Items from an interface collection:
↓↓↓

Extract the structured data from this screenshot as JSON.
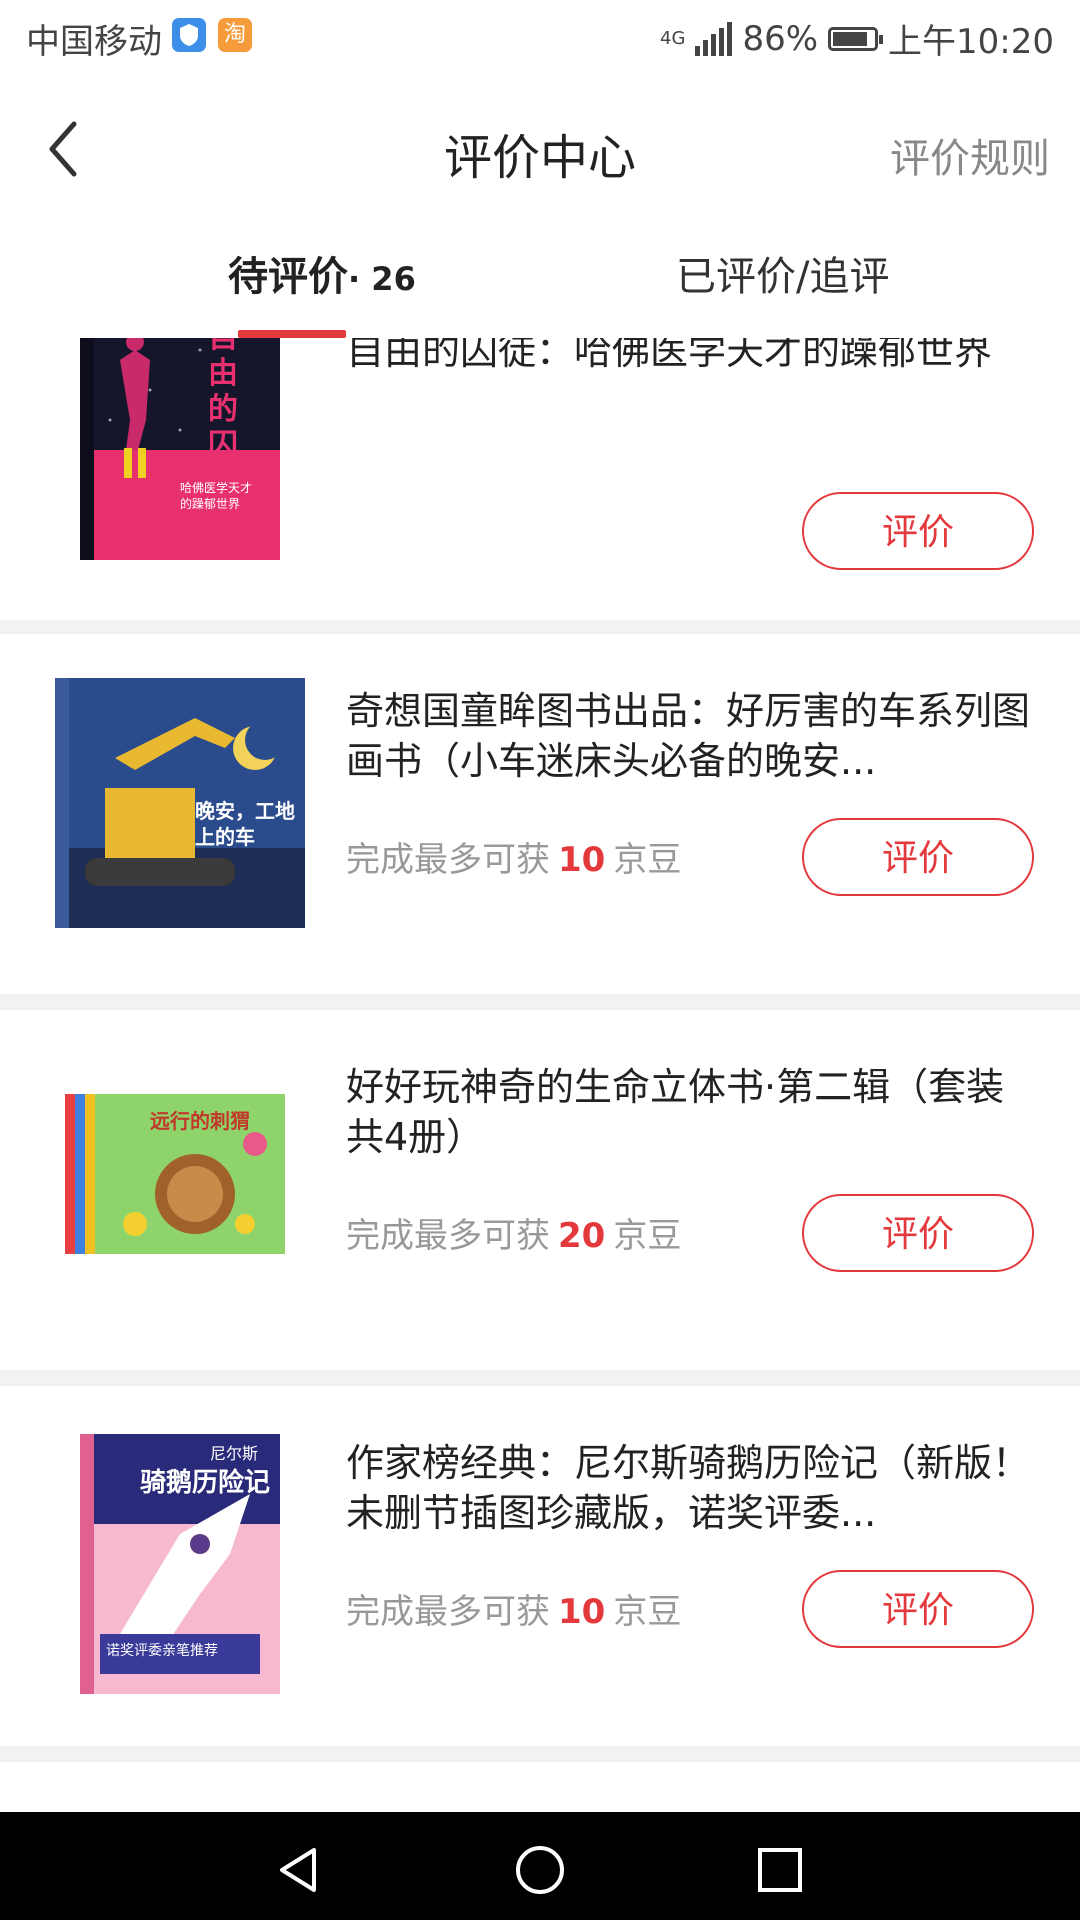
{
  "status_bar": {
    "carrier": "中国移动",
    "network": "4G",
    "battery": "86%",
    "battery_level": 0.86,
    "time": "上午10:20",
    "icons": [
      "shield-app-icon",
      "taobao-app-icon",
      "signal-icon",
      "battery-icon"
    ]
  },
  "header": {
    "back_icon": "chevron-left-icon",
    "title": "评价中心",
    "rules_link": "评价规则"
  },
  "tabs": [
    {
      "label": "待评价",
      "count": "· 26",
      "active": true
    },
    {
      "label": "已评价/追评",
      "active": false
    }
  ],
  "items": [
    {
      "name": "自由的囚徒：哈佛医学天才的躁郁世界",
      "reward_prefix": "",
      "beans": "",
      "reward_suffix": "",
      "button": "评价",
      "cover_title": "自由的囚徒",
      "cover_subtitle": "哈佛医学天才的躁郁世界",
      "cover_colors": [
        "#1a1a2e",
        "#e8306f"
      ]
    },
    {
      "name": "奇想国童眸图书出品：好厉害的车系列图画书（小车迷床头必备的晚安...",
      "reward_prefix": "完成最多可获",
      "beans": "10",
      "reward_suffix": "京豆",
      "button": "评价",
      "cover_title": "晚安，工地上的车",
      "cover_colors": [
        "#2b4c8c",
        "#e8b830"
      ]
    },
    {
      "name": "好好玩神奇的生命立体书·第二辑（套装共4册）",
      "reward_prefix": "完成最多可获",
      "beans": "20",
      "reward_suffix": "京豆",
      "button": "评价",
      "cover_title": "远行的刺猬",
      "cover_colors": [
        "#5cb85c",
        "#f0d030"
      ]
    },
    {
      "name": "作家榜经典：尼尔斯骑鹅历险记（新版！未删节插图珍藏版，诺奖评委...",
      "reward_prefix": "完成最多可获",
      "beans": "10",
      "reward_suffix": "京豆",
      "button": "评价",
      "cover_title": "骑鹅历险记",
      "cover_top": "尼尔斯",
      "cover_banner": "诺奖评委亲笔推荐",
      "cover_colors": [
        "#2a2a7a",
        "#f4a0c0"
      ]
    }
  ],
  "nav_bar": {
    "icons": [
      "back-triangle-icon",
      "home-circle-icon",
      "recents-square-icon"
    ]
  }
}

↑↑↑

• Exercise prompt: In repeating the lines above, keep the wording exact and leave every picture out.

• Task answer:
Extract the structured data from this screenshot as JSON.
{
  "status_bar": {
    "carrier": "中国移动",
    "network": "4G",
    "battery": "86%",
    "battery_level": 0.86,
    "time": "上午10:20",
    "icons": [
      "shield-app-icon",
      "taobao-app-icon",
      "signal-icon",
      "battery-icon"
    ]
  },
  "header": {
    "back_icon": "chevron-left-icon",
    "title": "评价中心",
    "rules_link": "评价规则"
  },
  "tabs": [
    {
      "label": "待评价",
      "count": "· 26",
      "active": true
    },
    {
      "label": "已评价/追评",
      "active": false
    }
  ],
  "items": [
    {
      "name": "自由的囚徒：哈佛医学天才的躁郁世界",
      "reward_prefix": "",
      "beans": "",
      "reward_suffix": "",
      "button": "评价",
      "cover_title": "自由的囚徒",
      "cover_subtitle": "哈佛医学天才的躁郁世界",
      "cover_colors": [
        "#1a1a2e",
        "#e8306f"
      ]
    },
    {
      "name": "奇想国童眸图书出品：好厉害的车系列图画书（小车迷床头必备的晚安...",
      "reward_prefix": "完成最多可获",
      "beans": "10",
      "reward_suffix": "京豆",
      "button": "评价",
      "cover_title": "晚安，工地上的车",
      "cover_colors": [
        "#2b4c8c",
        "#e8b830"
      ]
    },
    {
      "name": "好好玩神奇的生命立体书·第二辑（套装共4册）",
      "reward_prefix": "完成最多可获",
      "beans": "20",
      "reward_suffix": "京豆",
      "button": "评价",
      "cover_title": "远行的刺猬",
      "cover_colors": [
        "#5cb85c",
        "#f0d030"
      ]
    },
    {
      "name": "作家榜经典：尼尔斯骑鹅历险记（新版！未删节插图珍藏版，诺奖评委...",
      "reward_prefix": "完成最多可获",
      "beans": "10",
      "reward_suffix": "京豆",
      "button": "评价",
      "cover_title": "骑鹅历险记",
      "cover_top": "尼尔斯",
      "cover_banner": "诺奖评委亲笔推荐",
      "cover_colors": [
        "#2a2a7a",
        "#f4a0c0"
      ]
    }
  ],
  "nav_bar": {
    "icons": [
      "back-triangle-icon",
      "home-circle-icon",
      "recents-square-icon"
    ]
  }
}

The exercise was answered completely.